First, the Government should maintain and adapt business supports to manage the transition out of the pandemic while maximising business survival rates and minimising long-term economic scarring. Second, it must develop a national strategy for the recovery of urban Ireland, with a focus on delivering housing at appropriate densities and sustainable infrastructure to support this. Third, it should adopt ambitious measure to boost investment in Irish enterprise and increase national competitiveness as a location for entrepreneurs. Finally, the Government should accelerate the transition to a sustainable and innovative economic model that will form the basis of prosperity in a rapidly changing world.
Dublin Chamber’s preliminary recommendations in support of each of these goals at this stage in the budgetary cycle are:
Maintain Covid-19 business supports until a summary rescue process is in place for small firms in difficulty.
Dublin Chamber is urging Government to enact and commence the legislation for the ‘examinership lite’ Small Companies Administrative Rescue Process (SCARP) before the Covid-19 business support architecture is withdrawn. The commencement of the legislation should be accompanied with a targeted communications campaign to explain the rescue process to qualifying companies, bearing in mind that many time-pressed business owners who have been impacted by the pandemic will be unaware of the new system and may have limited knowledge of the examinership process in general.
Double public capital investment in housing, targeted in urban areas to deliver appropriate accommodation and ease pressure on the private market.
Dublin Chamber has called on the Government to double public capital investment in housing, targeted in urban areas to deliver appropriate accommodation and ease pressure on the private market. The availability and affordability of accommodation remains the most immediate threat to cost competitiveness in the Greater Dublin Area. Businesses need decisive action to address the crisis through construction of purpose-built affordable homes in a large scale in Dublin and other cities.
Introduce a 20% Capital Gains Tax rate on disposals of investments in SMEs to boost investment in Irish enterprise.
Dublin Chamber has long made the case for an improved environment for equity investment in Irish SMEs. Ireland’s present CGT regime effectively incentivises passive investment in ‘blue chip’ foreign firms over investment in higher-risk domestic enterprises by applying a flat 33% CGT rate, one of the highest in Europe, irrespective of risk profile or the contribution of the underlying investment to the Irish economy. To address this, Dublin Chamber supports a 20% rate of CGT on investments in unquoted trading companies where shares have been held in excess of 3 years.

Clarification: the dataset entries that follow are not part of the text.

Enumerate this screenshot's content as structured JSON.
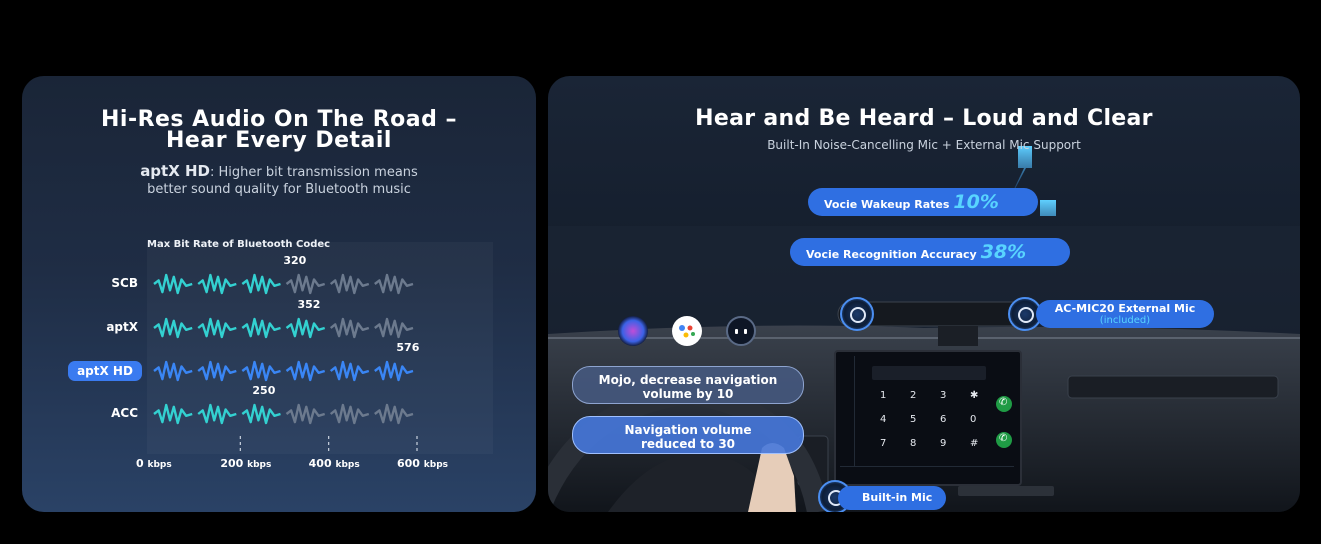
{
  "left_panel": {
    "title_line1": "Hi-Res Audio On The Road –",
    "title_line2": "Hear Every Detail",
    "subtitle_brand": "aptX HD",
    "subtitle_line1": ": Higher bit transmission means",
    "subtitle_line2": "better sound quality for Bluetooth music",
    "chart_caption": "Max Bit Rate of Bluetooth Codec",
    "x_unit": "kbps",
    "x_ticks": [
      "0",
      "200",
      "400",
      "600"
    ],
    "highlight_category": "aptX HD",
    "colors": {
      "active_wave": "#33d1d1",
      "highlight_wave": "#3a86f5",
      "inactive_wave": "#6c7a8e",
      "highlight_pill": "#3a7bf0"
    }
  },
  "chart_data": {
    "type": "bar",
    "categories": [
      "SCB",
      "aptX",
      "aptX HD",
      "ACC"
    ],
    "values": [
      320,
      352,
      576,
      250
    ],
    "value_labels": [
      "320",
      "352",
      "576",
      "250"
    ],
    "xlim": [
      0,
      600
    ],
    "orientation": "horizontal"
  },
  "right_panel": {
    "title": "Hear and Be Heard – Loud and Clear",
    "subtitle": "Built-In Noise-Cancelling Mic + External Mic Support",
    "stat1_label": "Vocie Wakeup Rates",
    "stat1_value": "10%",
    "stat2_label": "Vocie Recognition Accuracy",
    "stat2_value": "38%",
    "external_mic_label": "AC-MIC20 External Mic",
    "external_mic_note": "(included)",
    "voice_command": "Mojo, decrease navigation volume by 10",
    "voice_command_line1": "Mojo, decrease navigation",
    "voice_command_line2": "volume by 10",
    "voice_reply_line1": "Navigation volume",
    "voice_reply_line2": "reduced to 30",
    "builtin_mic_label": "Built-in Mic",
    "colors": {
      "pill": "#2f6fe2",
      "accent": "#58d4ff"
    },
    "keypad": [
      "1",
      "2",
      "3",
      "✱",
      "4",
      "5",
      "6",
      "0",
      "7",
      "8",
      "9",
      "#"
    ]
  }
}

Introduce a ‘Going Green’ Tax Credit to encourage adoption of sustainable business practices, accelerating the carbon tax timeline if needs require.
The Government should consider a tax credit for businesses that have undertaken and completed three items from an approved list, or ‘Sustainable Business Register’, to significantly reduce greenhouse gas emissions or otherwise improve sustainability. Items could for example include: facilitation of remote and flexible working; retrofit and energy efficiency measures; green supply chain guarantees; waste management practices; circular economy measures; and adoption of low emissions transport. The credit would be linked to the costs incurred in completing these items, and would be modelled on the R&D tax credit, calculated at 30% of qualifying expenditure.
You can read Dublin Chamber’s submission in full here and we would welcome further feedback over the coming months.